● Work instruction: The listing should be returned in its entirety, exactly as given.

● Input records:
■ ■ ■

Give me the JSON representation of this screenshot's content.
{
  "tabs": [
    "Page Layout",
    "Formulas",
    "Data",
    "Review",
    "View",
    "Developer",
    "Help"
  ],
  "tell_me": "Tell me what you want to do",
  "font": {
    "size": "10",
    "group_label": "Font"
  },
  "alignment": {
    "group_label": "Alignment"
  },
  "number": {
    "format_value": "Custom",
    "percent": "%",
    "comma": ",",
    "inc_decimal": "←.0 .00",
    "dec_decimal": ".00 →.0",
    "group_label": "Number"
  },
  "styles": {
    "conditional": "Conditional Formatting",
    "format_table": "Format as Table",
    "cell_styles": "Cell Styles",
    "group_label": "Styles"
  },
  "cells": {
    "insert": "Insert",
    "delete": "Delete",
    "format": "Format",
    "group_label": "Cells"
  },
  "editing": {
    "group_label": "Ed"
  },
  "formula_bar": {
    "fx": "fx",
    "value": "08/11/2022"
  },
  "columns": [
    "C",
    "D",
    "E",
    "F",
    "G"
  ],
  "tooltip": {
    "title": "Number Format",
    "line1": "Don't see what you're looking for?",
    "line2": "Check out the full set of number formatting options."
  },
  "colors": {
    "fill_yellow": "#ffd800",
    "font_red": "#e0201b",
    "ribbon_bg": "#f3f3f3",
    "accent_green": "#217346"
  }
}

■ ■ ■

● Task result:
Give me the JSON representation of this screenshot's content.
{
  "tabs": [
    "Page Layout",
    "Formulas",
    "Data",
    "Review",
    "View",
    "Developer",
    "Help"
  ],
  "tell_me": "Tell me what you want to do",
  "font": {
    "size": "10",
    "group_label": "Font"
  },
  "alignment": {
    "group_label": "Alignment"
  },
  "number": {
    "format_value": "Custom",
    "percent": "%",
    "comma": ",",
    "inc_decimal": "←.0 .00",
    "dec_decimal": ".00 →.0",
    "group_label": "Number"
  },
  "styles": {
    "conditional": "Conditional Formatting",
    "format_table": "Format as Table",
    "cell_styles": "Cell Styles",
    "group_label": "Styles"
  },
  "cells": {
    "insert": "Insert",
    "delete": "Delete",
    "format": "Format",
    "group_label": "Cells"
  },
  "editing": {
    "group_label": "Ed"
  },
  "formula_bar": {
    "fx": "fx",
    "value": "08/11/2022"
  },
  "columns": [
    "C",
    "D",
    "E",
    "F",
    "G"
  ],
  "tooltip": {
    "title": "Number Format",
    "line1": "Don't see what you're looking for?",
    "line2": "Check out the full set of number formatting options."
  },
  "colors": {
    "fill_yellow": "#ffd800",
    "font_red": "#e0201b",
    "ribbon_bg": "#f3f3f3",
    "accent_green": "#217346"
  }
}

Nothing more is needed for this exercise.